Can a skin patch thwart cocaine overdoses?

| | September 24, 2018

There are nicotine patches to help quit smoking, and then there’s this: patches of actual skin, genetically engineered to produce an enzyme that digests cocaine, and, when transplanted onto mice, arms them against otherwise-lethal doses of the drug. A study on the skin-patch strategy, which the authors hope could one day lead to a means of treating addiction and preventing overdoses in humans, appears [September 17] in Nature Biomedical Engineering.

Humans naturally make an enzyme, butyrylcholinesterase, that breaks down cocaine, but the research team wanted something more powerful for their skin grafts. So they used an enhanced form of the protein that another group had designed, which has 4,400 times the cocaine-hydrolyzing activity as the original. The University of Chicago researchers used CRISPR to insert a gene for the souped-up protein into skin epidermal stem cells from mice, seeded the cells onto circular, 1-centimeter-across patches of scaffolding, and then transplanted the tissue onto mice addicted to cocaine.

Related article:  Infographic: How do urban environments drive genetic change?

[A] likely issue with translating the treatment to humans is that if patients “do not get high from cocaine, they probably will go take something else,” says Jianguo Cheng, a physician and pain management researcher at Cleveland Clinic who was not involved in the study. “For the science aspect it’s really impressive and encouraging.”

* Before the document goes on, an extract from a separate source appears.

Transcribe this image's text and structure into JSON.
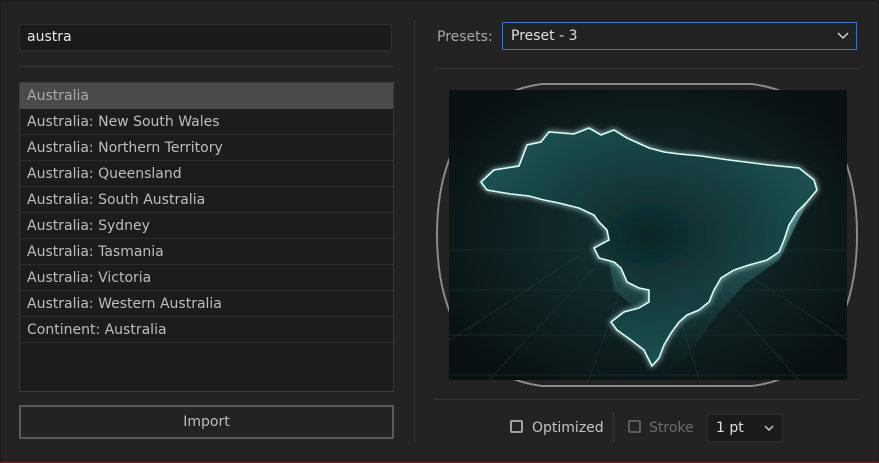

Read full, original post: Gene-Edited Skin Patch Prevents Cocaine Overdose in Mice

The GLP aggregated and excerpted this article to reflect the diversity of news, opinion, and analysis. Click the link above to read the full, original article.
News on human & agricultural genetics and biotechnology delivered to your inbox.
Optional. Mail on special occasions.

Send this to a friend